**Requirement**
From the entries below, count the lines holding the word "Etsy" and give nothing but the number.

[Dataset rows for apps and sites]
***

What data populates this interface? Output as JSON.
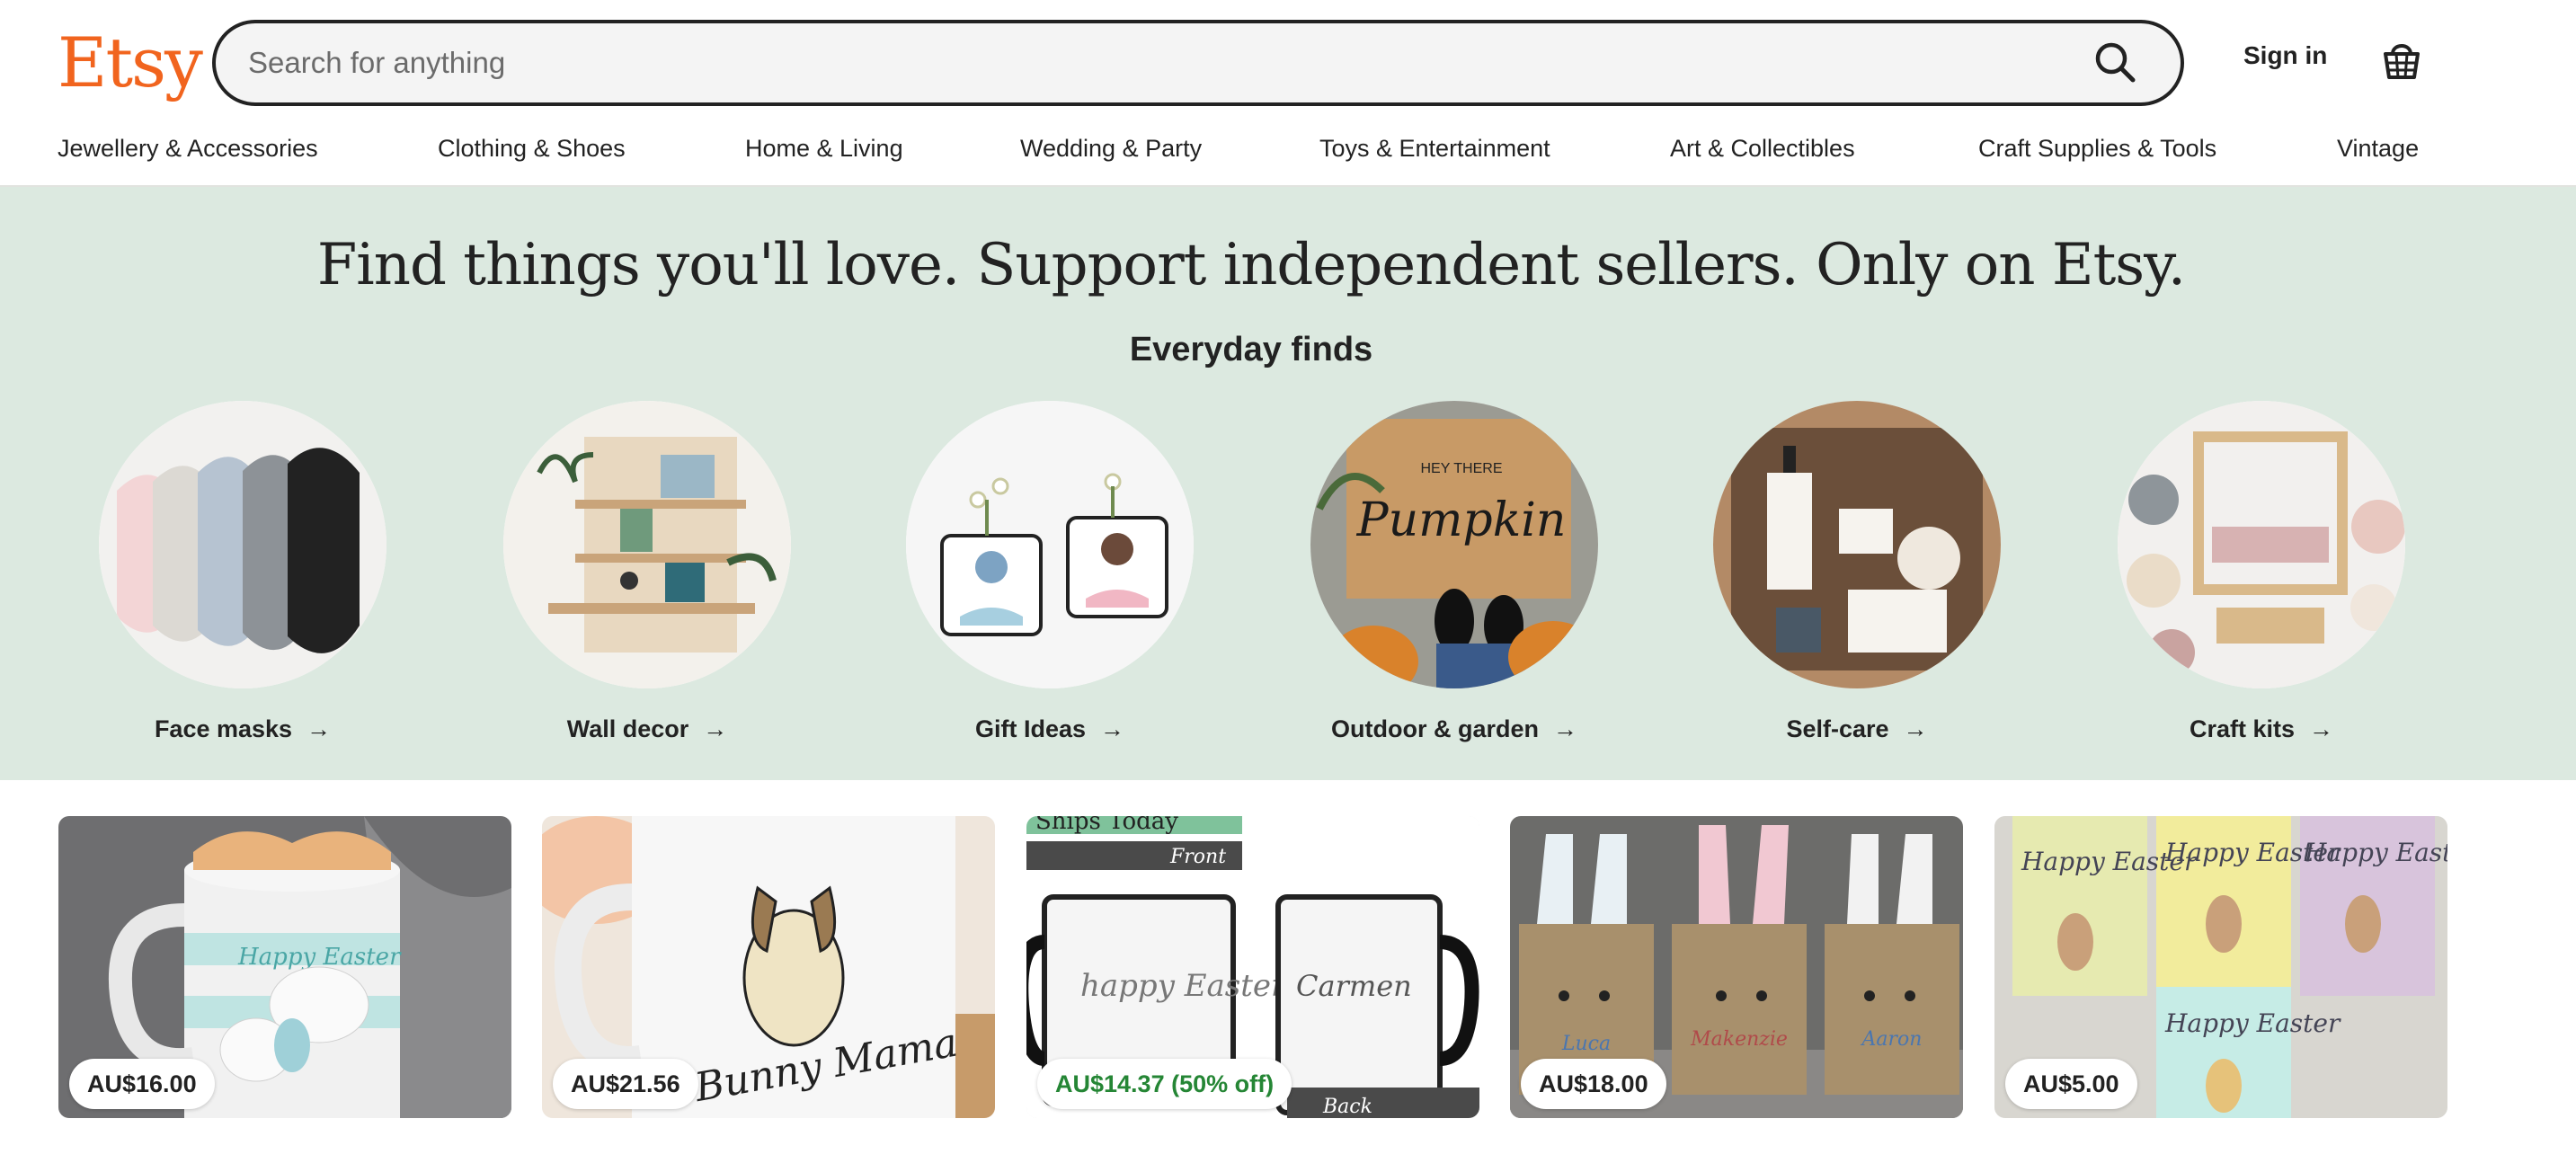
{
  "header": {
    "logo": "Etsy",
    "search_placeholder": "Search for anything",
    "sign_in": "Sign in",
    "basket_icon": "basket-icon"
  },
  "nav": {
    "items": [
      "Jewellery & Accessories",
      "Clothing & Shoes",
      "Home & Living",
      "Wedding & Party",
      "Toys & Entertainment",
      "Art & Collectibles",
      "Craft Supplies & Tools",
      "Vintage"
    ]
  },
  "hero": {
    "title": "Find things you'll love. Support independent sellers. Only on Etsy.",
    "subtitle": "Everyday finds",
    "categories": [
      {
        "label": "Face masks"
      },
      {
        "label": "Wall decor"
      },
      {
        "label": "Gift Ideas"
      },
      {
        "label": "Outdoor & garden"
      },
      {
        "label": "Self-care"
      },
      {
        "label": "Craft kits"
      }
    ],
    "arrow": "→"
  },
  "listings": [
    {
      "price": "AU$16.00"
    },
    {
      "price": "AU$21.56"
    },
    {
      "price": "AU$14.37 (50% off)"
    },
    {
      "price": "AU$18.00"
    },
    {
      "price": "AU$5.00"
    }
  ],
  "image_text": {
    "mug1": "Happy Easter",
    "mug2": "Bunny Mama",
    "mug3_banner": "Ships Today",
    "mug3_front": "Front",
    "mug3_back": "Back",
    "mug3_left": "happy Easter",
    "mug3_right": "Carmen",
    "bags": [
      "Luca",
      "Makenzie",
      "Aaron"
    ],
    "cards": "Happy Easter",
    "mat_top": "HEY THERE",
    "mat": "Pumpkin"
  },
  "colors": {
    "brand": "#f1641e",
    "hero_bg": "#dce9e0",
    "sale": "#258635"
  }
}
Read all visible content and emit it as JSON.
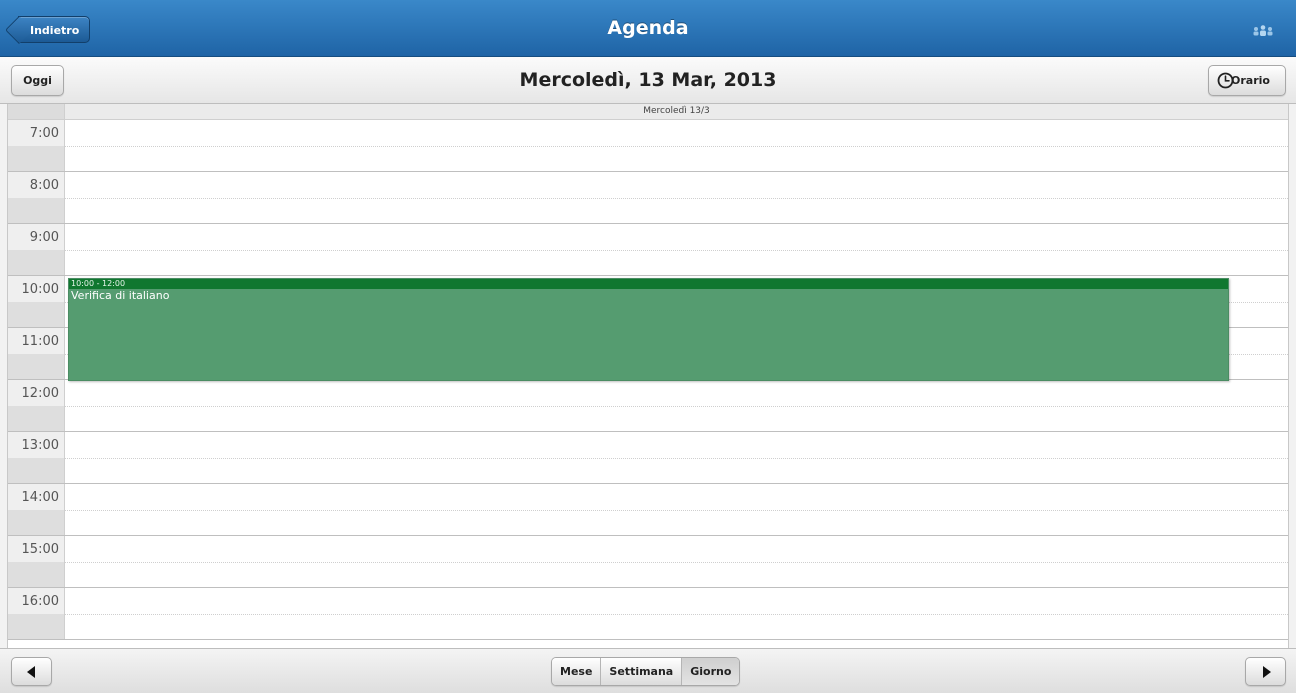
{
  "header": {
    "back_label": "Indietro",
    "title": "Agenda",
    "users_icon": "users-icon"
  },
  "toolbar": {
    "today_label": "Oggi",
    "current_date": "Mercoledì, 13 Mar, 2013",
    "schedule_label": "Orario",
    "schedule_icon": "clock-icon"
  },
  "day_view": {
    "day_label": "Mercoledì 13/3",
    "hours": [
      "7:00",
      "8:00",
      "9:00",
      "10:00",
      "11:00",
      "12:00",
      "13:00",
      "14:00",
      "15:00",
      "16:00"
    ],
    "event": {
      "time": "10:00 - 12:00",
      "title": "Verifica di italiano",
      "color": "#559c70",
      "header_color": "#10772f"
    }
  },
  "bottom": {
    "views": [
      "Mese",
      "Settimana",
      "Giorno"
    ],
    "active_view": "Giorno",
    "prev_icon": "triangle-left-icon",
    "next_icon": "triangle-right-icon"
  },
  "colors": {
    "header_blue": "#2a74b8",
    "event_green": "#559c70"
  }
}
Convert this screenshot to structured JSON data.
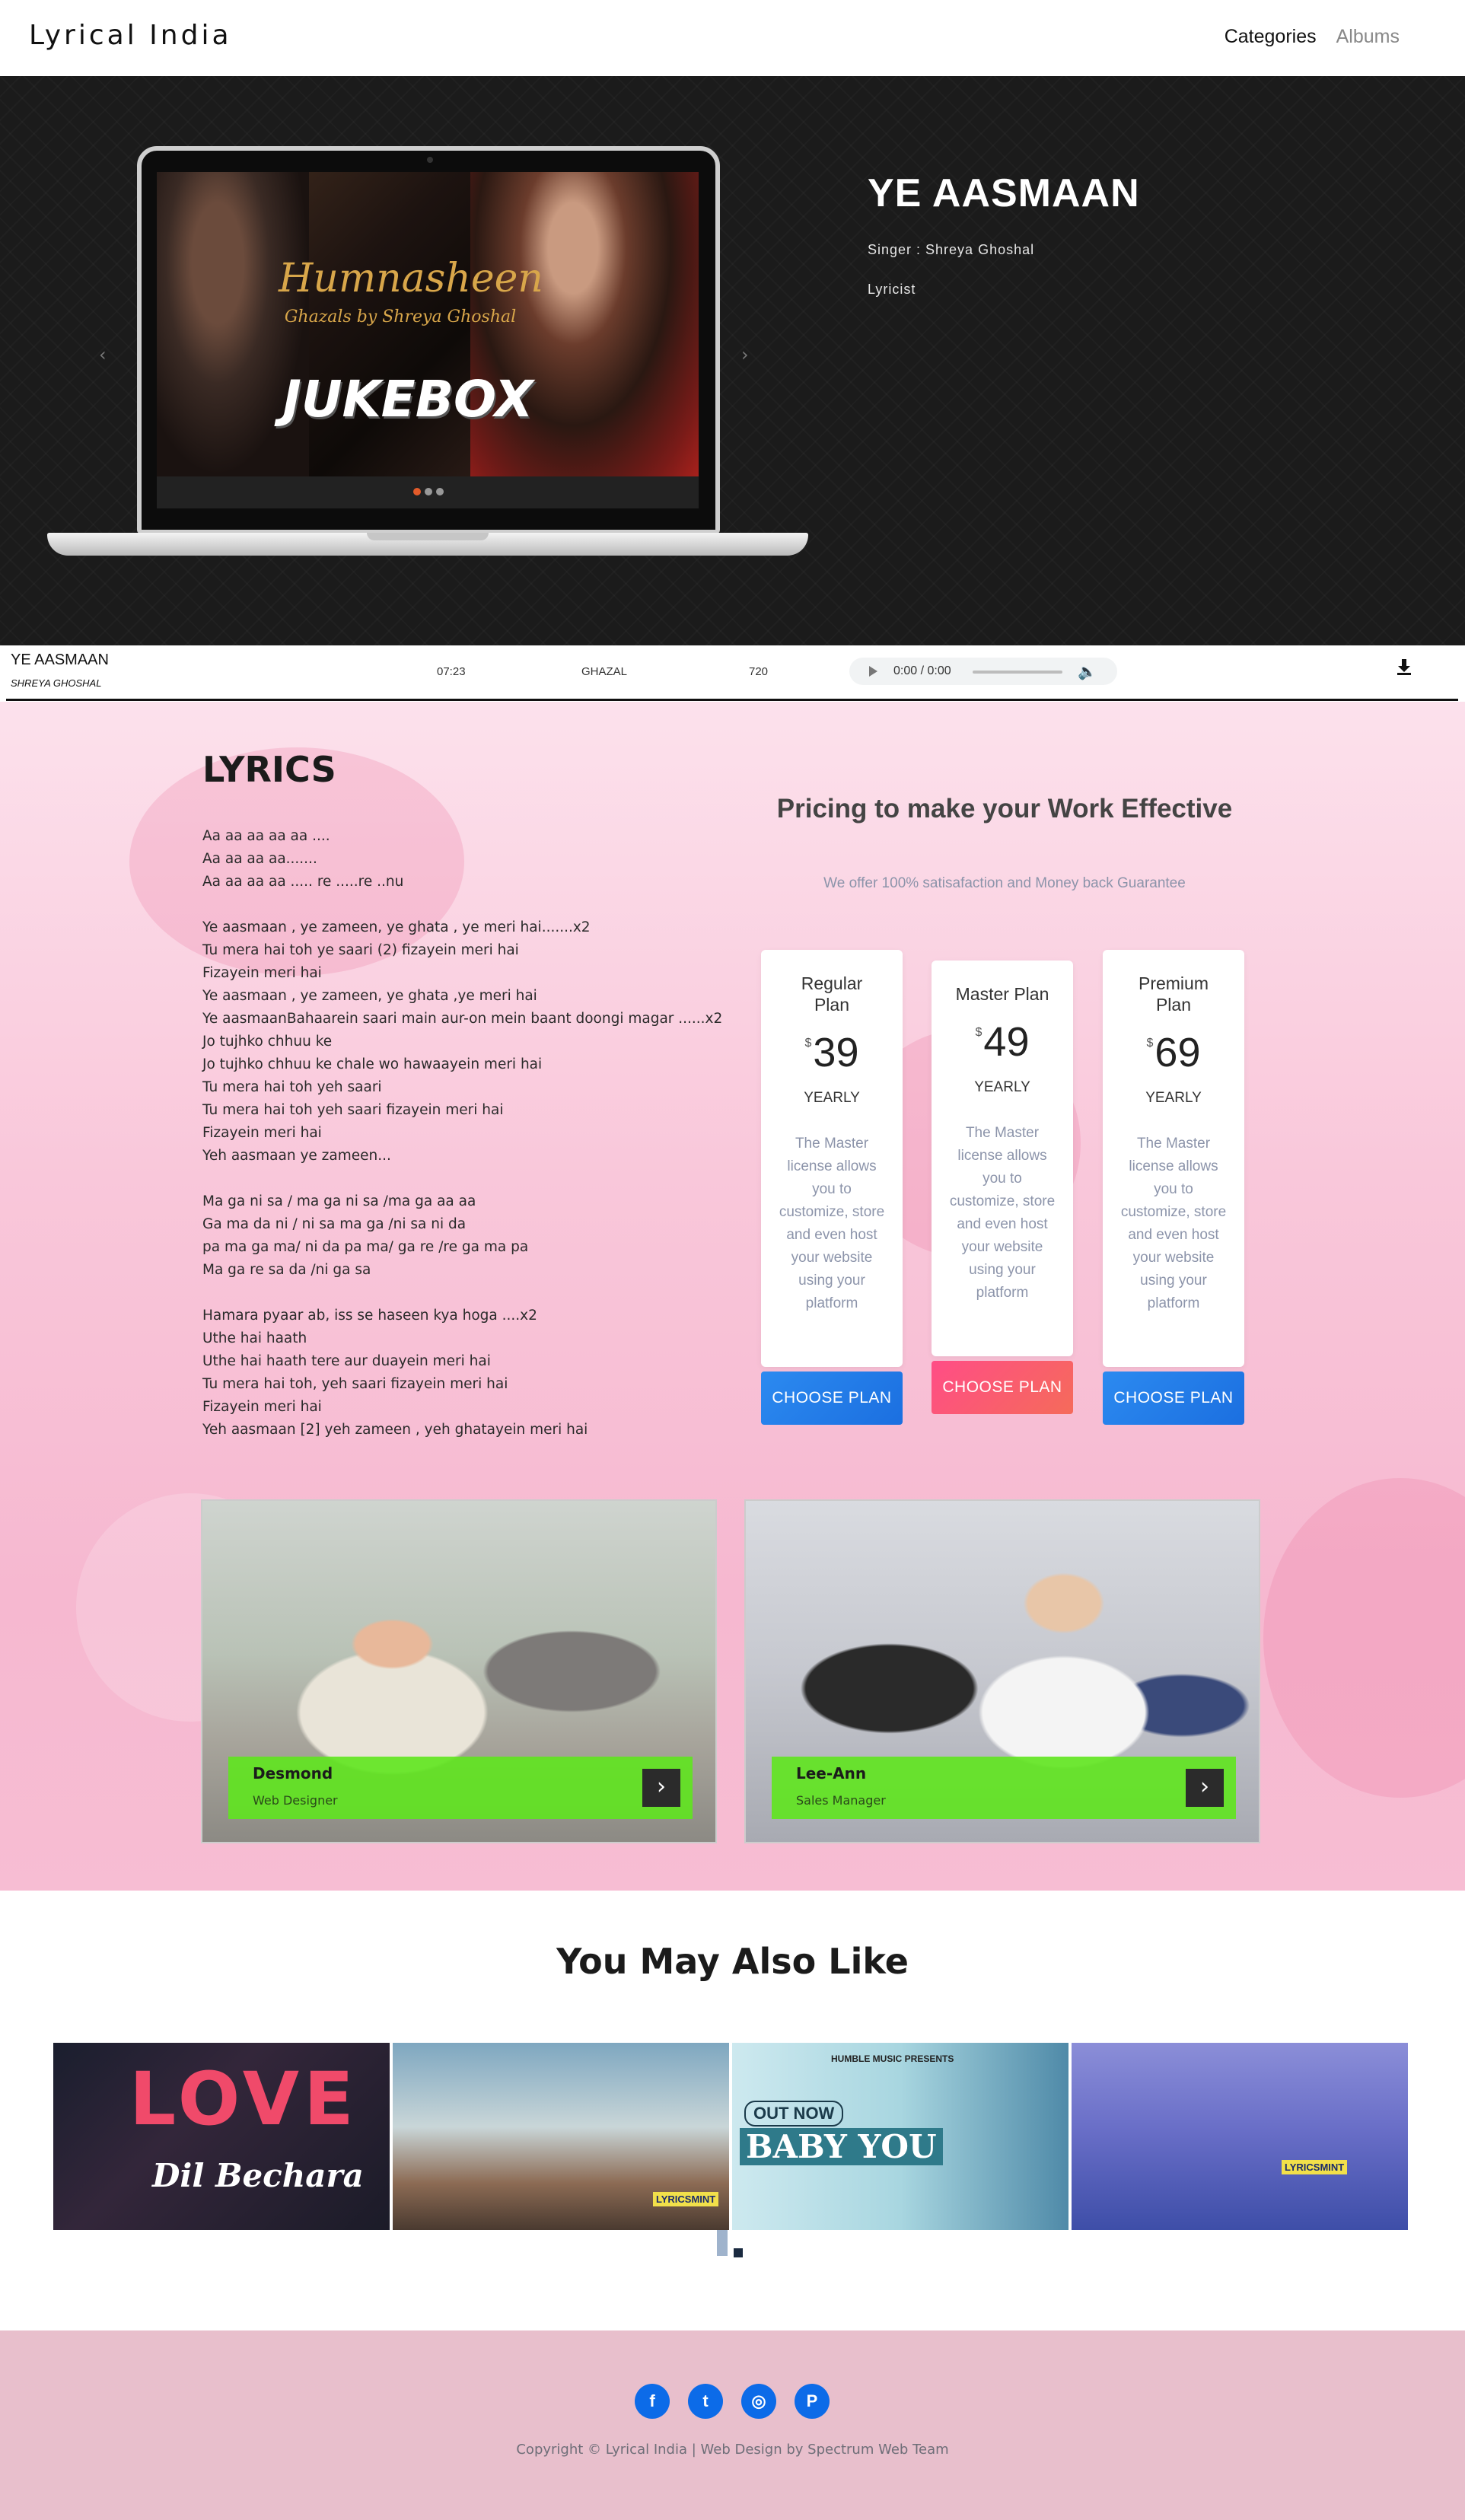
{
  "brand": "Lyrical India",
  "nav": {
    "categories": "Categories",
    "albums": "Albums"
  },
  "hero": {
    "screen_title": "Humnasheen",
    "screen_subtitle": "Ghazals by Shreya Ghoshal",
    "screen_jukebox": "JUKEBOX",
    "song_title": "YE AASMAAN",
    "singer": "Singer : Shreya Ghoshal",
    "lyricist": "Lyricist",
    "prev": "‹",
    "next": "›"
  },
  "player": {
    "title": "YE AASMAAN",
    "singer": "SHREYA GHOSHAL",
    "duration": "07:23",
    "genre": "GHAZAL",
    "year": "720",
    "time": "0:00 / 0:00",
    "icons": [
      "play-icon",
      "volume-icon",
      "download-icon"
    ]
  },
  "lyrics": {
    "title": "LYRICS",
    "lines": [
      "Aa aa aa aa aa ....",
      "Aa aa aa aa.......",
      "Aa aa aa aa .....   re .....re ..nu",
      "",
      "Ye aasmaan , ye zameen, ye ghata , ye meri hai.......x2",
      "Tu mera hai toh ye saari (2) fizayein meri hai",
      "Fizayein meri hai",
      "Ye aasmaan , ye zameen, ye ghata ,ye meri hai",
      "Ye aasmaanBahaarein saari main aur-on mein baant doongi magar ......x2",
      "Jo tujhko chhuu ke",
      "Jo tujhko chhuu ke chale wo hawaayein meri hai",
      "Tu mera hai toh yeh saari",
      "Tu mera hai toh yeh saari fizayein meri hai",
      "Fizayein meri hai",
      "Yeh aasmaan ye zameen...",
      "",
      "Ma ga ni sa / ma ga ni sa /ma ga aa aa",
      "Ga ma da ni / ni sa ma ga /ni sa ni da",
      "pa ma ga ma/ ni da pa ma/ ga re /re ga ma pa",
      "Ma ga re sa da /ni ga sa",
      "",
      "Hamara pyaar ab,  iss se haseen kya hoga ....x2",
      "Uthe hai haath",
      "Uthe hai haath tere aur duayein meri hai",
      "Tu mera hai toh, yeh saari fizayein meri hai",
      "Fizayein meri hai",
      "Yeh aasmaan [2] yeh zameen , yeh ghatayein meri hai"
    ]
  },
  "pricing": {
    "title": "Pricing to make your Work Effective",
    "subtitle": "We offer 100% satisafaction and Money back Guarantee",
    "plans": [
      {
        "name": "Regular Plan",
        "currency": "$",
        "price": "39",
        "period": "YEARLY",
        "desc": "The Master license allows you to customize, store and even host your website using your platform",
        "cta": "CHOOSE PLAN"
      },
      {
        "name": "Master Plan",
        "currency": "$",
        "price": "49",
        "period": "YEARLY",
        "desc": "The Master license allows you to customize, store and even host your website using your platform",
        "cta": "CHOOSE PLAN"
      },
      {
        "name": "Premium Plan",
        "currency": "$",
        "price": "69",
        "period": "YEARLY",
        "desc": "The Master license allows you to customize, store and even host your website using your platform",
        "cta": "CHOOSE PLAN"
      }
    ]
  },
  "team": [
    {
      "name": "Desmond",
      "role": "Web Designer"
    },
    {
      "name": "Lee-Ann",
      "role": "Sales Manager"
    }
  ],
  "also_like": {
    "title": "You May Also Like",
    "tiles": [
      {
        "title": "Dil Bechara",
        "word": "LOVE"
      },
      {
        "title": "",
        "word": "LYRICSMINT"
      },
      {
        "title": "BABY YOU",
        "badge": "OUT NOW",
        "presents": "HUMBLE MUSIC PRESENTS"
      },
      {
        "title": "",
        "word": "LYRICSMINT"
      }
    ]
  },
  "footer": {
    "socials": [
      "facebook-icon",
      "twitter-icon",
      "instagram-icon",
      "pinterest-icon"
    ],
    "copyright": "Copyright © Lyrical India | Web Design by Spectrum Web Team"
  },
  "colors": {
    "accent_blue": "#1b6fe0",
    "accent_pink": "#ff4d86",
    "banner_green": "#5fe61e",
    "pink_bg": "#f9c7da",
    "footer_bg": "#e8bfcc"
  }
}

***

**Output**
2